So, if you’re strolling along campus on the first day of classes during the eclipse, don’t look up at the sun! WE REPEAT, DON’T LOOK UP AT THE SUN (unless you’re prepared).

But, I WANT to see the eclipse, how do I get prepared? 

Unfortunately, at this point, the majority of solar glasses are sold out. However, a little bird (Dr. Stapleton) told us that there might be solar glasses available at Westlake Ace Hardware, near the registers. There are A LOT of solar glasses being sold online that ARE NOT safe to look through during the eclipse. However, here’s a list from NASA (they kinda know about suns and moons and things) about where you can safely buy solar glasses (if they’re still available).

If they’re not available, don’t worry! With the help of some good, old-fashioned arts and crafts, you can still view the eclipse. Try making your own eclipse viewfinder for your camera, or you can make one out of a box. You can also try pinhole projection.

Whatever way you’re going to view it, make sure it’s the safe way (so you don’t go blind). Check out these tips from NASA on how to safely view the eclipse.

Want more information?

Visit the official Total Solar Eclipse 2017 website. And make sure to watch this cool video from NPR:

Ride on, Bronchos

After a successful fall semester, Central’s Safe Ride program, a partnership between UCO and Uber, lives on.

For the Spring 2017 semester, students can request free rides up to $15 on the Uber app, from 9 p.m. until 3 a.m. on Thursday, Friday and Saturday nights from January until May. Students can take six trips, within the Edmond and surrounding areas, during the semester.

Are you new to Uber? No problem! Just download the Uber app and create an account profile using your @uco.edu email address.
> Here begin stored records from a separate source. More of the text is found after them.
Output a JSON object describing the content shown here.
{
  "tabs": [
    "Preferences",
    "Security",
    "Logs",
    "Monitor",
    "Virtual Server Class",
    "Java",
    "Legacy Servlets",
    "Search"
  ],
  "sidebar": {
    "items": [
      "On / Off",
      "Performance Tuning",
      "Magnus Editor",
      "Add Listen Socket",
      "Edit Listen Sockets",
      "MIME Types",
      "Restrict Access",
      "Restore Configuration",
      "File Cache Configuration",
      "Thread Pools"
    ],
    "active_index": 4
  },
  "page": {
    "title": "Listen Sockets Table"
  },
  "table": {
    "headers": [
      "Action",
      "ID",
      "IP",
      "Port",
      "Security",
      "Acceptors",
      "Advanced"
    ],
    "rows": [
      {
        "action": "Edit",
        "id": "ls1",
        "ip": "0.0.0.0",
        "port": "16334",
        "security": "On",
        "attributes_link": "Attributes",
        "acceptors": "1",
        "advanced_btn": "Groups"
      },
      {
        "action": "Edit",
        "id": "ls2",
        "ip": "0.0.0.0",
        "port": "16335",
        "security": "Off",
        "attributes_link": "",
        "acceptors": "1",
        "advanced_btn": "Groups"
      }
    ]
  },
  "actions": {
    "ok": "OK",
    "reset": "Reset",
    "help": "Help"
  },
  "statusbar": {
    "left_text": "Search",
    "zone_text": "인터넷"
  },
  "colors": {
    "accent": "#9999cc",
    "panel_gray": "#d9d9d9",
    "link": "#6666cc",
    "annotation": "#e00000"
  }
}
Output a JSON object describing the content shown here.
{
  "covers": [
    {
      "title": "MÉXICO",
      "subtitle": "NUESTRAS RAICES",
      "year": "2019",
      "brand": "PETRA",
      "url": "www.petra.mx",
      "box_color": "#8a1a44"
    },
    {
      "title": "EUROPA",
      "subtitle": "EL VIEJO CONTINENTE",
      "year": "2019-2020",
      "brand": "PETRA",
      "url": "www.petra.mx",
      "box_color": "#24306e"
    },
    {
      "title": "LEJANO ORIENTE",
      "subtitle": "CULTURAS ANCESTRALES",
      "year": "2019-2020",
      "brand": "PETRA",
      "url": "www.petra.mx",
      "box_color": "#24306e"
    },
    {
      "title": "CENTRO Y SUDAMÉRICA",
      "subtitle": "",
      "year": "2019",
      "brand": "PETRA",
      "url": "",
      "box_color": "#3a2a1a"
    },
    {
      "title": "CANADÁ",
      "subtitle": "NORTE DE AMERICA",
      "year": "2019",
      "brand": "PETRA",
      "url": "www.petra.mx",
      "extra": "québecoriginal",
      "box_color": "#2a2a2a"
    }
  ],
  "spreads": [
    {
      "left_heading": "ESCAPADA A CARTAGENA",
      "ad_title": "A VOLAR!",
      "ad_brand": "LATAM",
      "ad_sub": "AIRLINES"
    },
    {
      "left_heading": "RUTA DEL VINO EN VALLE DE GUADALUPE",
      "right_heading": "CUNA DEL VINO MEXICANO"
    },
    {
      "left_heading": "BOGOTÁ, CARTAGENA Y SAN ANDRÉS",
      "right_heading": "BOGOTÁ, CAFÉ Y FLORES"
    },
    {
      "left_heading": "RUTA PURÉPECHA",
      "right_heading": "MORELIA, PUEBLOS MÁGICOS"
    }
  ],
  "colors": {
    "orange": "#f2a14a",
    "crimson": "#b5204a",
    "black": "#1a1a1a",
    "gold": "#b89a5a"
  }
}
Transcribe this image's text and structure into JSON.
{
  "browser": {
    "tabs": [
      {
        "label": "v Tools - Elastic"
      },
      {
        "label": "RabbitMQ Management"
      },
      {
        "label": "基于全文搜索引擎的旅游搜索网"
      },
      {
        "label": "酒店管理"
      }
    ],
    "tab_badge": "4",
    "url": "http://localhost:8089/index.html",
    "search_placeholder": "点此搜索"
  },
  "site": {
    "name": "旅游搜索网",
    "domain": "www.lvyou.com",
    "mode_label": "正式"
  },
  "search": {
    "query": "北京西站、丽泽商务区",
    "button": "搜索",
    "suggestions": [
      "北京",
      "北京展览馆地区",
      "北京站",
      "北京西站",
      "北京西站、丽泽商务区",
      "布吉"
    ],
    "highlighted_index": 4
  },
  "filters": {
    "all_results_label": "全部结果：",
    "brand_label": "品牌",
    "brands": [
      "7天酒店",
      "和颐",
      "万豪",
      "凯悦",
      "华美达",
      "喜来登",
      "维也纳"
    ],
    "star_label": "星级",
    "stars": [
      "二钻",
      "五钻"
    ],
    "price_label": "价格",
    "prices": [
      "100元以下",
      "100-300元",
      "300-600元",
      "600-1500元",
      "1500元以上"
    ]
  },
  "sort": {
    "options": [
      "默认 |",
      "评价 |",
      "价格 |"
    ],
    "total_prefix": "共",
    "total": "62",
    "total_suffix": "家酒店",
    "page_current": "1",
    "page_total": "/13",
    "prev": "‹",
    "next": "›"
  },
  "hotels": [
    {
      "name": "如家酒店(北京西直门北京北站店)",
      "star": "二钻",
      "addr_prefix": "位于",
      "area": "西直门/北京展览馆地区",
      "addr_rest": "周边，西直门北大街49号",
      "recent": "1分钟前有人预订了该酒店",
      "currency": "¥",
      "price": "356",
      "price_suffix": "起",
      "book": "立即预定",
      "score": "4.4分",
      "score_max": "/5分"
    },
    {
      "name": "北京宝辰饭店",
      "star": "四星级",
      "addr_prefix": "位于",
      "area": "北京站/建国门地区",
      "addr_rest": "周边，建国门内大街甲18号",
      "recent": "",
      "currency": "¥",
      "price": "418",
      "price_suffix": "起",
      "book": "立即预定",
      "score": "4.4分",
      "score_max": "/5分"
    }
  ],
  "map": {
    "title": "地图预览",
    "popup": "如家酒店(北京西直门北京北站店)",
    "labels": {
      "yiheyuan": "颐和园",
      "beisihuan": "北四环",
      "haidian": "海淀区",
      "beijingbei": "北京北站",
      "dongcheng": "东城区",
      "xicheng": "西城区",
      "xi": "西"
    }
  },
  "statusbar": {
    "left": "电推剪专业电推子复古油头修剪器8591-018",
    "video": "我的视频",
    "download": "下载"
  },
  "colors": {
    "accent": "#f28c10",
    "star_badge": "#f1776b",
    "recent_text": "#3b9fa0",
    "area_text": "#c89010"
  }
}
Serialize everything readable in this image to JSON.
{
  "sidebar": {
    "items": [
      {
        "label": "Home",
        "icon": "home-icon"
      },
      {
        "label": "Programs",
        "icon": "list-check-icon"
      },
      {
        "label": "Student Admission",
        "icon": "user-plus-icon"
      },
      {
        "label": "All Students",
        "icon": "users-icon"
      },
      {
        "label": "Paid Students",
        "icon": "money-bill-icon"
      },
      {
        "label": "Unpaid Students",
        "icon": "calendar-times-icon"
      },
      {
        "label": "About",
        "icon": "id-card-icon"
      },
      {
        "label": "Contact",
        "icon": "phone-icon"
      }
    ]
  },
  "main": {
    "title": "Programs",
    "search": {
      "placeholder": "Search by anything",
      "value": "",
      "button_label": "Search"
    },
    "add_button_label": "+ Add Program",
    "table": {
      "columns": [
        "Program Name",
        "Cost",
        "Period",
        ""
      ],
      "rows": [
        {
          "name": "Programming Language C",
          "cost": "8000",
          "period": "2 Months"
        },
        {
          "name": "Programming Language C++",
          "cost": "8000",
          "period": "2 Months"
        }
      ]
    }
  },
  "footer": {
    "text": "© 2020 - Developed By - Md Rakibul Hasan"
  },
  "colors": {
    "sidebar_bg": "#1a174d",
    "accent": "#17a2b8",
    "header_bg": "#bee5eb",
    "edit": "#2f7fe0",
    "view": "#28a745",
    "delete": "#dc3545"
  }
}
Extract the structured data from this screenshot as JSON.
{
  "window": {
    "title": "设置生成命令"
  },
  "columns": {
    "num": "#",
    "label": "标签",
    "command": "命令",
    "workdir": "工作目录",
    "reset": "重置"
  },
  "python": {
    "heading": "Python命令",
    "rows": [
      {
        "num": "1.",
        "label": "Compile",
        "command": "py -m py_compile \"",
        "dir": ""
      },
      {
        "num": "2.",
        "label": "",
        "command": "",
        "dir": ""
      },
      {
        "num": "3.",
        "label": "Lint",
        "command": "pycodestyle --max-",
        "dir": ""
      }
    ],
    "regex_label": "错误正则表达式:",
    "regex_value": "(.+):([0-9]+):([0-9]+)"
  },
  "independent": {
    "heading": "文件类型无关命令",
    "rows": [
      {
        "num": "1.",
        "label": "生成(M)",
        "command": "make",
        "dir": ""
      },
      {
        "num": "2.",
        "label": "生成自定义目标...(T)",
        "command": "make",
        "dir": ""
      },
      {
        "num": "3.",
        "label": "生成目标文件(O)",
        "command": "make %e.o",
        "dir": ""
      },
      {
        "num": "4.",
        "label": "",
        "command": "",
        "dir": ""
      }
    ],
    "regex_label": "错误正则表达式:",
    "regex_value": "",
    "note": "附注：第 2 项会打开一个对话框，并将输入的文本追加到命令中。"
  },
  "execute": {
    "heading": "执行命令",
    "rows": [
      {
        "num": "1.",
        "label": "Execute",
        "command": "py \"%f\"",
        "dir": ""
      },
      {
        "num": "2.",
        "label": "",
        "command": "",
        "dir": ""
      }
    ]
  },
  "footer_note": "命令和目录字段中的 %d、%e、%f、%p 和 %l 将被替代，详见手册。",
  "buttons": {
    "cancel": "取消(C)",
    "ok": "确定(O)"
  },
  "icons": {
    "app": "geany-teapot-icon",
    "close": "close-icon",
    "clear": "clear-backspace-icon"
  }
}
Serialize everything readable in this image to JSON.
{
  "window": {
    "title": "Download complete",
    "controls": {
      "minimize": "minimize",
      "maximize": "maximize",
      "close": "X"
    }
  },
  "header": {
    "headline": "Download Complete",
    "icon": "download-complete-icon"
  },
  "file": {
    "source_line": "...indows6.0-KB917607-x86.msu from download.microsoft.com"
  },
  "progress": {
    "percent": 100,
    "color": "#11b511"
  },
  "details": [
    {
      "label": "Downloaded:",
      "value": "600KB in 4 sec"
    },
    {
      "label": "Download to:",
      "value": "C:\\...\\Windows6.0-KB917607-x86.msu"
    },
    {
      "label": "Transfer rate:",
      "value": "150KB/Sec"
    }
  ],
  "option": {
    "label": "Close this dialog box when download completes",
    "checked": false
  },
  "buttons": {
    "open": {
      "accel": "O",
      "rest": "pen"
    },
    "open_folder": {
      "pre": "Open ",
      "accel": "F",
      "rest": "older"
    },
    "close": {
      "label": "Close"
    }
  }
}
You can then enter the code UCOSPRING17 into the Promotions section of the app.

Already using Uber? You’re all set! Update your profile with your @uco.edu email address, if you haven’t done so already, and enter the code UCOSPRING17. If you participated in the program last semester, just enter the code and Uber away!

Ride-Sharing is Caring

For the Fall 2016 semester, the UCO Student Association (UCOSA) partnered with Uber to offer free rides to UCO students on the weekends. In typical college student fashion, Bronchos took full advantage of the situation. Here’s a look at what a few students had to say about their experiences:

The Singing Student


“I frequently use the UCO Uber on Thursday, Friday and Saturday nights. It’s been great! Kept me out of a lot of trouble by making the right decision by getting one. I think it’s impacted this campus big time by reminding students that it’s okay to drink, but be safe by using Uber instead of driving!”

– Dillon, pre-med major from Newcastle, OK